Background: Platelets are essential to physiological hemostasis or pathological thrombus formation. Current antiplatelet agents inhibit platelet aggregation but leave patients at risk of systemic side-effects such as hemorrhage. Newer therapeutic strategies could involve targeting this cascade earlier during platelet adhesion or activation via inhibitory effects on specific glycoproteins, the thrombogenic collagen receptors found on the platelet surface.
Aims: Glycoprotein VI (GPVI) is increasingly being recognized as the main platelet-collagen receptor involved in arterial thrombosis. This review summarizes the crucial role GPVI plays in ischemic stroke as well as the current strategies used to attempt to inhibit its activity.
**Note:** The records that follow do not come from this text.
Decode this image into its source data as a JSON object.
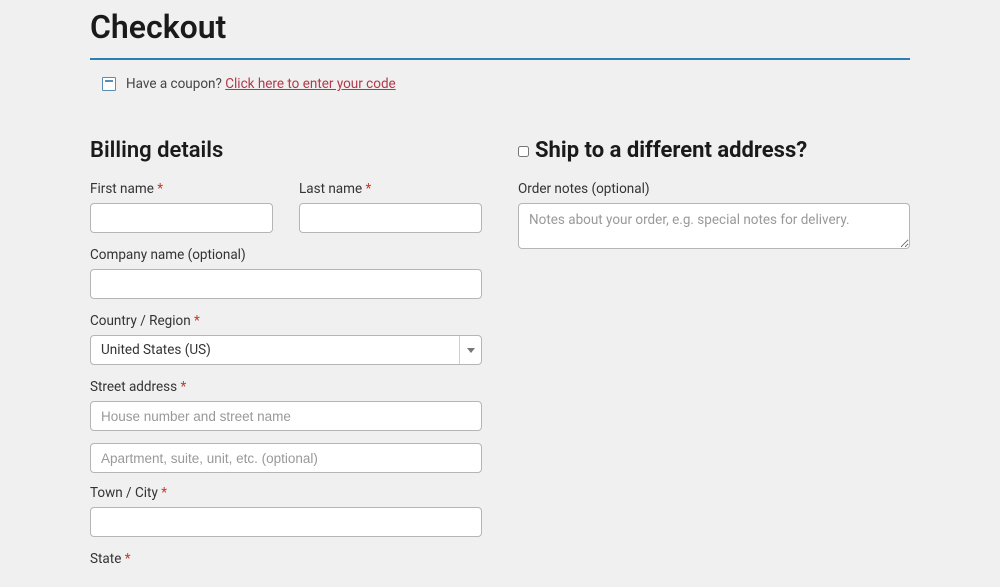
{
  "page": {
    "title": "Checkout"
  },
  "coupon": {
    "prompt": "Have a coupon?",
    "link": "Click here to enter your code"
  },
  "billing": {
    "heading": "Billing details",
    "first_name_label": "First name",
    "last_name_label": "Last name",
    "company_label": "Company name (optional)",
    "country_label": "Country / Region",
    "country_value": "United States (US)",
    "street_label": "Street address",
    "street1_placeholder": "House number and street name",
    "street2_placeholder": "Apartment, suite, unit, etc. (optional)",
    "city_label": "Town / City",
    "state_label": "State"
  },
  "shipping": {
    "heading": "Ship to a different address?",
    "notes_label": "Order notes (optional)",
    "notes_placeholder": "Notes about your order, e.g. special notes for delivery."
  },
  "required_marker": "*"
}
Summary of review: In this review, we discuss the normal hemostatic process, and the role GPVI plays at sites of atherosclerotic plaque rupture. We discuss how the unique structure of GPVI allows for its interaction with collagen and creates downstream signaling that leads to thrombus formation. We summarize the current strategies used to inhibit GPVI activity and how this could translate to a clinically viable entity that may compete with current antiplatelet therapy.
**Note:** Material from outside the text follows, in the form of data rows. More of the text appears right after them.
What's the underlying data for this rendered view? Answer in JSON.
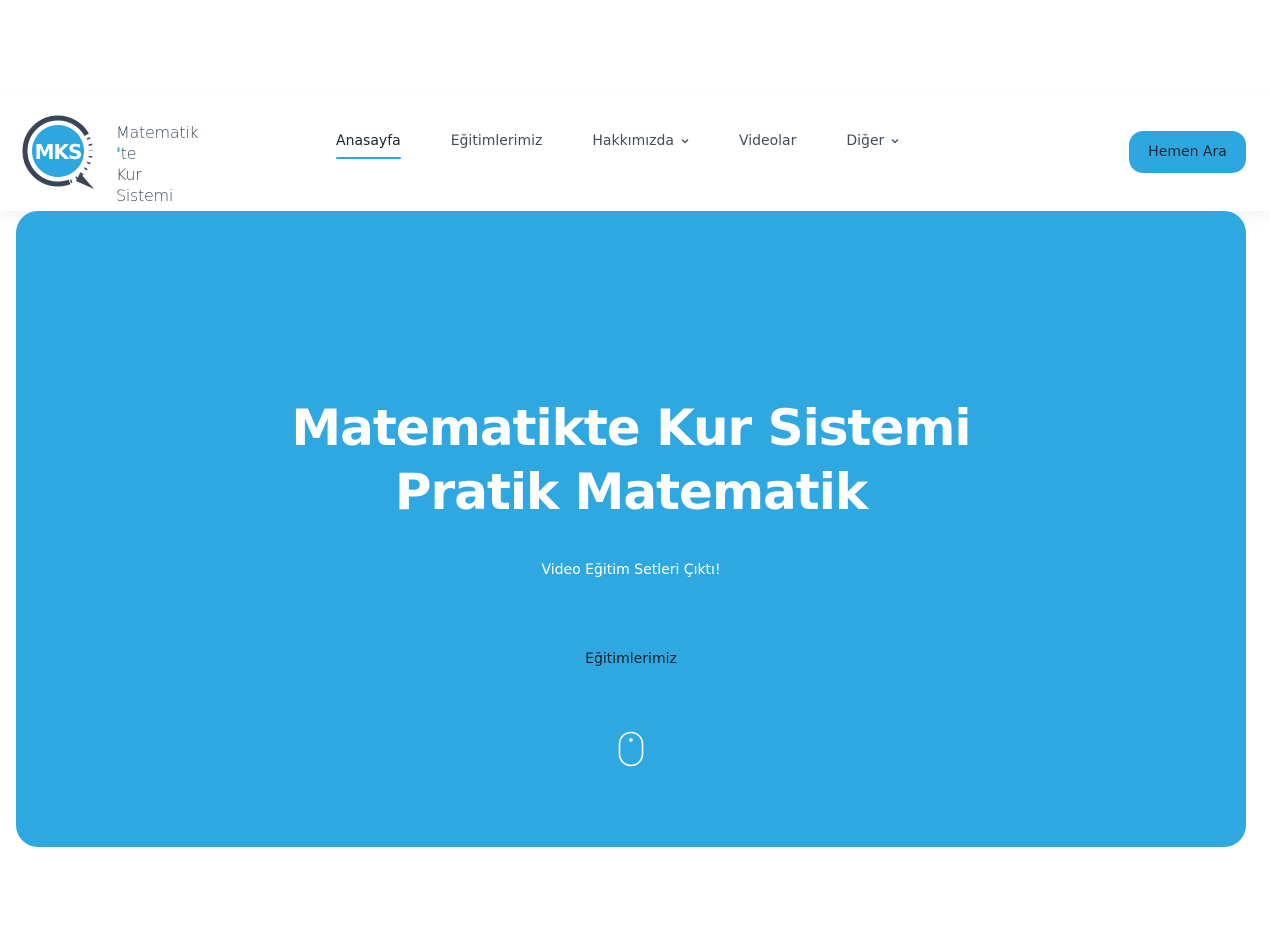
{
  "brand": {
    "logo_initials": "MKS",
    "logo_line1": "Matematik",
    "logo_line1_mark": "'",
    "logo_line1_suffix": "te",
    "logo_line2": "Kur",
    "logo_line3": "Sistemi",
    "accent_color": "#2ea6e0",
    "dark_color": "#3a4656"
  },
  "nav": {
    "items": [
      {
        "label": "Anasayfa",
        "active": true
      },
      {
        "label": "Eğitimlerimiz"
      },
      {
        "label": "Hakkımızda",
        "icon": "chevron-down-icon"
      },
      {
        "label": "Videolar"
      },
      {
        "label": "Diğer",
        "icon": "chevron-down-icon"
      }
    ],
    "cta_label": "Hemen Ara"
  },
  "hero": {
    "title_line1": "Matematikte Kur Sistemi",
    "title_line2": "Pratik Matematik",
    "subtitle": "Video Eğitim Setleri Çıktı!",
    "link_label": "Eğitimlerimiz",
    "scroll_icon": "mouse-icon",
    "background": "#2fa7e1"
  }
}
Conclusion: From animal models, it is clear that GPVI inhibition leads to an abolished platelet response to collagen and reduced platelet aggregation, culminating in smaller arterial thrombi. There is now an increasing body of evidence that these findings can be translated into the development of a bleeding free pharmacological entity specific to sites of plaque rupture in humans.
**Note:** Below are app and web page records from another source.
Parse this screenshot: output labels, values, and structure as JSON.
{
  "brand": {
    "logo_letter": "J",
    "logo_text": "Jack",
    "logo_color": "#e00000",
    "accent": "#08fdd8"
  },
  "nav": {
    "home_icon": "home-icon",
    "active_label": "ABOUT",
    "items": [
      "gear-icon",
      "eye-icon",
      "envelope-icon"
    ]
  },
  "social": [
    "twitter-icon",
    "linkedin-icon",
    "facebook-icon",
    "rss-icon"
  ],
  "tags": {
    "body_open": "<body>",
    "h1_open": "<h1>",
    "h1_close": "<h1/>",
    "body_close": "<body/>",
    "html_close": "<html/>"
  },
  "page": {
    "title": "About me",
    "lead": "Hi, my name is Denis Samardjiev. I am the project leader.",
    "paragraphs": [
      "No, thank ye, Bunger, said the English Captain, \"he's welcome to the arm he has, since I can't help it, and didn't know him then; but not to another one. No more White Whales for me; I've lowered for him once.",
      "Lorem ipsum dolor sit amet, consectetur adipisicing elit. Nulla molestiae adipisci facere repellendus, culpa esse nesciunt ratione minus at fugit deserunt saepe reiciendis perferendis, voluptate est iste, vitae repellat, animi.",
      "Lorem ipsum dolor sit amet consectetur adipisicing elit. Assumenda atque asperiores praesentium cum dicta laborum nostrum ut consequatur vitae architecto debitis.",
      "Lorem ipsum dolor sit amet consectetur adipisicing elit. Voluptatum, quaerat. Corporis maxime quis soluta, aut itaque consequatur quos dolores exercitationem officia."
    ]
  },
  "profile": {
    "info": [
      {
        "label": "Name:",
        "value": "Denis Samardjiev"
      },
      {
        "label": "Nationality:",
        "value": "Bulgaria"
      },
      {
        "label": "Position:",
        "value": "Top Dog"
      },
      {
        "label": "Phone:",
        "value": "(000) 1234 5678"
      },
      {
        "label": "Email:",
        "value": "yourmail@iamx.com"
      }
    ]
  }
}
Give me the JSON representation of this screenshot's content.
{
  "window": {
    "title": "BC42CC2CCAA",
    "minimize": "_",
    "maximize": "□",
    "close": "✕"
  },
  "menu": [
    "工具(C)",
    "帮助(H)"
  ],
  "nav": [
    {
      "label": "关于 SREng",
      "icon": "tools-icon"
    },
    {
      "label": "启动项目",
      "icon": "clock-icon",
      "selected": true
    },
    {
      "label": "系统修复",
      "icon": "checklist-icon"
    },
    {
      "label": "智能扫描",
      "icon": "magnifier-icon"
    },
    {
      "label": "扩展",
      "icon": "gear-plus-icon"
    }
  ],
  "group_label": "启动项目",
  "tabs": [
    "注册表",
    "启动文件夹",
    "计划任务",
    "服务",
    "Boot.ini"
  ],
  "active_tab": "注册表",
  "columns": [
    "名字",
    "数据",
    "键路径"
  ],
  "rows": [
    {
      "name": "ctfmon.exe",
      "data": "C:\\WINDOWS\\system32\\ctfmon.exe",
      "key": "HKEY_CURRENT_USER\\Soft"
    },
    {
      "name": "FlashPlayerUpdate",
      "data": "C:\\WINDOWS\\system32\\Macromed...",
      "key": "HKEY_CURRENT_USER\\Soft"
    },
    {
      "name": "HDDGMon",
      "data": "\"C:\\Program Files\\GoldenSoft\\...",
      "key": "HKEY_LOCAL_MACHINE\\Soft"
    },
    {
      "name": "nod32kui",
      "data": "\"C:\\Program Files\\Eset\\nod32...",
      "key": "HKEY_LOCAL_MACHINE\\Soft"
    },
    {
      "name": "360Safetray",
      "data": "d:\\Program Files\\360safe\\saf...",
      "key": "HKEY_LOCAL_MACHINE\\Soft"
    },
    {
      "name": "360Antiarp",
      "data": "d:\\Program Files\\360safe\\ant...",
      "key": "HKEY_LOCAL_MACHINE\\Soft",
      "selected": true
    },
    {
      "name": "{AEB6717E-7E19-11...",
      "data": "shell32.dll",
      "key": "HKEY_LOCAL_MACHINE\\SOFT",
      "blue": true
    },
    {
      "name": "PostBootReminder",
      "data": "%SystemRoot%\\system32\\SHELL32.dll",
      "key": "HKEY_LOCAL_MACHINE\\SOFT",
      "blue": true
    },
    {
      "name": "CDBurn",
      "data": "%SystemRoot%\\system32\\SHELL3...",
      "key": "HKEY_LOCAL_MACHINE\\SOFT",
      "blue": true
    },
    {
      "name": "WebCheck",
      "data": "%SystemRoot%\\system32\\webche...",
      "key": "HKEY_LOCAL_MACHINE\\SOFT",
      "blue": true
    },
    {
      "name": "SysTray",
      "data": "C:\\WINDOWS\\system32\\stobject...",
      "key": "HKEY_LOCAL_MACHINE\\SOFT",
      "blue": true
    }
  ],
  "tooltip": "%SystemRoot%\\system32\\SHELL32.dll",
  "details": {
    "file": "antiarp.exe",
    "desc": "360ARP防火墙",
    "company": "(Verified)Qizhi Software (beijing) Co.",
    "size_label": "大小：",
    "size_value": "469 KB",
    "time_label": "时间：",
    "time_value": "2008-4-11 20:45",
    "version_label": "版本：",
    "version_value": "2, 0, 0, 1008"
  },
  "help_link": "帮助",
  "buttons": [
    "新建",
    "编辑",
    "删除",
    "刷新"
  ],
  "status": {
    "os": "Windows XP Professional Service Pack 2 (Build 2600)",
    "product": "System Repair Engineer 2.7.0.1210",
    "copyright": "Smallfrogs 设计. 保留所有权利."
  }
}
Keywords: Stroke; antiplatelets; glycoprotein VI; platelets.
© 2016 World Stroke Organization.